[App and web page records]
==================================================

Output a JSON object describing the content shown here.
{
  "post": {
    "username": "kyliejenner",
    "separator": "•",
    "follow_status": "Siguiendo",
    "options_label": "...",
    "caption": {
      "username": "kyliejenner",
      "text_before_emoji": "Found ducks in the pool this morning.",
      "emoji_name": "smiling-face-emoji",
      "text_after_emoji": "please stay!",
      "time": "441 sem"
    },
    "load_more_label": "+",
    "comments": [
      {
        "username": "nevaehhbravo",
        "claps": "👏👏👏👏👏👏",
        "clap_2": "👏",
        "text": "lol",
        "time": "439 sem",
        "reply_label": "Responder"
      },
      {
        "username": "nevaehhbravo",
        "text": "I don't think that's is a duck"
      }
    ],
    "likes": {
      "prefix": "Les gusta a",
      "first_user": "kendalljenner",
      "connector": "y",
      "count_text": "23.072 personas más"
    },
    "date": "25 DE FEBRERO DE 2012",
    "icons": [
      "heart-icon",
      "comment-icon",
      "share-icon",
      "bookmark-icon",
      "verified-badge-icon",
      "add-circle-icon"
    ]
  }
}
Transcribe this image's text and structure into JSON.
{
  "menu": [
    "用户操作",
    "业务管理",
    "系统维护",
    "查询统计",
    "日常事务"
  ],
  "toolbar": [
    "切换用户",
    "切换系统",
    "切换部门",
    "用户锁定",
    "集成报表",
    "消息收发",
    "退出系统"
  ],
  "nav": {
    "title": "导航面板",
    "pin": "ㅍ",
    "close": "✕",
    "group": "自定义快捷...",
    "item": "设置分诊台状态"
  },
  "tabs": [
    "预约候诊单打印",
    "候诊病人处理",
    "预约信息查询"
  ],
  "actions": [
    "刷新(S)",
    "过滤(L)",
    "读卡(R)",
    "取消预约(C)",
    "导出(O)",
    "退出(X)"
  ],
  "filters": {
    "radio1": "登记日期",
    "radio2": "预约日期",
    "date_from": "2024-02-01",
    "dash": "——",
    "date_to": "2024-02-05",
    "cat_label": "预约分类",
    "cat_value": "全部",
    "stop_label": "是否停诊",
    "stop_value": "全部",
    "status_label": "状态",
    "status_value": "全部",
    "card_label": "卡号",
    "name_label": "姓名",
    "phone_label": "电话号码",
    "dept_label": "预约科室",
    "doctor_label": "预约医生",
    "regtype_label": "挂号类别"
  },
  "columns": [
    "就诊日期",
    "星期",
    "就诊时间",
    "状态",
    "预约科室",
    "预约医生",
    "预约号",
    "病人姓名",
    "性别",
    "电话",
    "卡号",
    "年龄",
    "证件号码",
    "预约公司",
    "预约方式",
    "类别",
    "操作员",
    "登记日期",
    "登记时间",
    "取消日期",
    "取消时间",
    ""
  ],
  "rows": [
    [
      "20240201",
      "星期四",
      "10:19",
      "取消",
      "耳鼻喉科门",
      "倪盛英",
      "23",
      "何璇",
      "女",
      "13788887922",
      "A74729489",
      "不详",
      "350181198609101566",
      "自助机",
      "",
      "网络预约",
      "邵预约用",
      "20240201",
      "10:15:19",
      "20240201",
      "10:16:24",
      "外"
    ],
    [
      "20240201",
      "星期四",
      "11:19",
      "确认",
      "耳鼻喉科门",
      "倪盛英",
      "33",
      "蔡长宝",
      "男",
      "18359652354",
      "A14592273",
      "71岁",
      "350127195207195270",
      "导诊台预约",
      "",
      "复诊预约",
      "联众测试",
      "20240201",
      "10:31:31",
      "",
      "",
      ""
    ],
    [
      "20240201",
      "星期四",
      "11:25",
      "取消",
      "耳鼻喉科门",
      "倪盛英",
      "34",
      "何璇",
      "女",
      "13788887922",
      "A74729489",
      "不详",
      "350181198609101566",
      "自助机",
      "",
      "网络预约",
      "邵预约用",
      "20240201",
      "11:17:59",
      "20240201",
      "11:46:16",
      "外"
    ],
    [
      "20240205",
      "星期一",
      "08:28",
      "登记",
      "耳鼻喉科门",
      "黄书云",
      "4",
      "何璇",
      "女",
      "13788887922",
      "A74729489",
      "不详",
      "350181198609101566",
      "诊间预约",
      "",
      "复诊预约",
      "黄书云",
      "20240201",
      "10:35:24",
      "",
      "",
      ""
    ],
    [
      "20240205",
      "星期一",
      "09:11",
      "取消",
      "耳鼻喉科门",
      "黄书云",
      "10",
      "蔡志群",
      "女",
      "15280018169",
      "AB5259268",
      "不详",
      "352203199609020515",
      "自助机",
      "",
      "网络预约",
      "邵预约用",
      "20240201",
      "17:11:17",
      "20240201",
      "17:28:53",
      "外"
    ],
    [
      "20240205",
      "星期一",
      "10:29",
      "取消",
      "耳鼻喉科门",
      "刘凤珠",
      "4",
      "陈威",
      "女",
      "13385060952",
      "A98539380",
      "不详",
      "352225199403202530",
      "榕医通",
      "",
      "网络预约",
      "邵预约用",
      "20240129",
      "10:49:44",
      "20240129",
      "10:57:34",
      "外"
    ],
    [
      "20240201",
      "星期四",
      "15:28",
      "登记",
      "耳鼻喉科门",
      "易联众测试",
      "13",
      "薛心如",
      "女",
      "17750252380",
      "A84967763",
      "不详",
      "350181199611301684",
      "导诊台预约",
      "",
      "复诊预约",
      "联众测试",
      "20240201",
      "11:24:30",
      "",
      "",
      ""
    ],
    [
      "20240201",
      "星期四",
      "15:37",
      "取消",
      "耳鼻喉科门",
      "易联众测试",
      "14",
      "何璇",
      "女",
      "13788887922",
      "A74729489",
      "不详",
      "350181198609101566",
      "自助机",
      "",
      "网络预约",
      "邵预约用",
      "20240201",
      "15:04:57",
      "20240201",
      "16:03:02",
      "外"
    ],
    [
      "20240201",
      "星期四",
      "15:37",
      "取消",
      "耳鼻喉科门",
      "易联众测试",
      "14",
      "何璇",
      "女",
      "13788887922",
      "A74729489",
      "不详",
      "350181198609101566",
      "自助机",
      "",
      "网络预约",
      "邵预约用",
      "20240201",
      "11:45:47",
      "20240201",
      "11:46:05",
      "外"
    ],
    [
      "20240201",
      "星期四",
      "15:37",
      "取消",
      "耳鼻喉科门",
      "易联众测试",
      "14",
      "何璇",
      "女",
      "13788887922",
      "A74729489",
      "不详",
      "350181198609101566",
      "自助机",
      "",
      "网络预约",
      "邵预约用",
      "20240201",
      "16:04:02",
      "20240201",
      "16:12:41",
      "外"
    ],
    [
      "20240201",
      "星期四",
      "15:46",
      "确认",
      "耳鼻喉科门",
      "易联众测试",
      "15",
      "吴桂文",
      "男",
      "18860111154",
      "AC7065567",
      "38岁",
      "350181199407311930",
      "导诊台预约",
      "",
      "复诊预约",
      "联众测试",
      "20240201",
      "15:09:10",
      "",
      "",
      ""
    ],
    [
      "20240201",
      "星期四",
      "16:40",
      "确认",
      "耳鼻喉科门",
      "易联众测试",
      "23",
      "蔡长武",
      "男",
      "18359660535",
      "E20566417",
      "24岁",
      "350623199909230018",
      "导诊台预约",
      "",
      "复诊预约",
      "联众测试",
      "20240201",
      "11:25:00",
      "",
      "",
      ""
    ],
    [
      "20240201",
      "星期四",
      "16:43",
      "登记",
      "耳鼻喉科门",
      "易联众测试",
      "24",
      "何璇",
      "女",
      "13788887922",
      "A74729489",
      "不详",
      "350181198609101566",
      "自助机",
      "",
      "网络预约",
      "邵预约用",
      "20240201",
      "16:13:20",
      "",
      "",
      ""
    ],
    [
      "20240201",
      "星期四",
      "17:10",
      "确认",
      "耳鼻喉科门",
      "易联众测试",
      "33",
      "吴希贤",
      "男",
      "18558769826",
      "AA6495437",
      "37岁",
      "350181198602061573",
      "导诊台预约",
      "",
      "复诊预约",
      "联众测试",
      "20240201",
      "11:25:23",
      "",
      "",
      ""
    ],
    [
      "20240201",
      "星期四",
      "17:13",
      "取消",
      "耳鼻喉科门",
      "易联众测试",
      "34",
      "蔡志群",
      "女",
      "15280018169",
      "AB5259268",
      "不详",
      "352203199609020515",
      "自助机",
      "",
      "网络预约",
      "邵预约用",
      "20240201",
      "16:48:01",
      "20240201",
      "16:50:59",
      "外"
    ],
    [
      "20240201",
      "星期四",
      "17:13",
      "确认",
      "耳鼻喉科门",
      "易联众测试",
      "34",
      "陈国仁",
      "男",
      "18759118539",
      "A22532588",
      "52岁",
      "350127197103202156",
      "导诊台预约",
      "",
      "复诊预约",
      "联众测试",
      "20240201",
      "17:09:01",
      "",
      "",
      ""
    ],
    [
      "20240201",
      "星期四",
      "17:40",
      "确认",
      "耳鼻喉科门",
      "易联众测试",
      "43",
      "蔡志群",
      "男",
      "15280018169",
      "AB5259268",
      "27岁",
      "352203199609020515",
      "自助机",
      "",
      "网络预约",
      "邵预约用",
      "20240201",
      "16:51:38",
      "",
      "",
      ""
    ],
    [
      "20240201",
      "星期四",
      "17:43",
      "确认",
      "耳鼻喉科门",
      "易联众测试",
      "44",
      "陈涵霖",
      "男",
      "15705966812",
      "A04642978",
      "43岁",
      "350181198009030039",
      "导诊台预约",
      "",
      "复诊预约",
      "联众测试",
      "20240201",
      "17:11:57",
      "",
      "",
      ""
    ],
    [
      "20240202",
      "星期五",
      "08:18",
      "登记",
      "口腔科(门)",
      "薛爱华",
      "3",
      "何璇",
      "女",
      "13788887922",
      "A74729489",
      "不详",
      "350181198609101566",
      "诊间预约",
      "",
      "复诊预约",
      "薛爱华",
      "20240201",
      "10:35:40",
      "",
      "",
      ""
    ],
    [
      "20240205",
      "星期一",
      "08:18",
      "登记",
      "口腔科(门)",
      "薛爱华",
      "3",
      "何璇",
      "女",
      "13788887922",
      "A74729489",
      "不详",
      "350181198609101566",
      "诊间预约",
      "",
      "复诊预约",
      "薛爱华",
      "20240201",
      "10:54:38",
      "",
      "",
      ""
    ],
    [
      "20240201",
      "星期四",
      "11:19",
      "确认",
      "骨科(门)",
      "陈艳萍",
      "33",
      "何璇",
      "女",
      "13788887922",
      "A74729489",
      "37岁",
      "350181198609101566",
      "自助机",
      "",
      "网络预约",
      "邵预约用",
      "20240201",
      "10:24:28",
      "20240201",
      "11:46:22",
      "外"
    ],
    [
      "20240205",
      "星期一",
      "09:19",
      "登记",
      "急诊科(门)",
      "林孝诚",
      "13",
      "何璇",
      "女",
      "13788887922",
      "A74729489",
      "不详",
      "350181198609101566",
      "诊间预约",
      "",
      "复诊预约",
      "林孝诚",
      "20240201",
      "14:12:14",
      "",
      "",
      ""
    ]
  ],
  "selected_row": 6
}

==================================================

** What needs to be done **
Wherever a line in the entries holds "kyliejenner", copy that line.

** Task result **
    "username": "kyliejenner",
      "username": "kyliejenner",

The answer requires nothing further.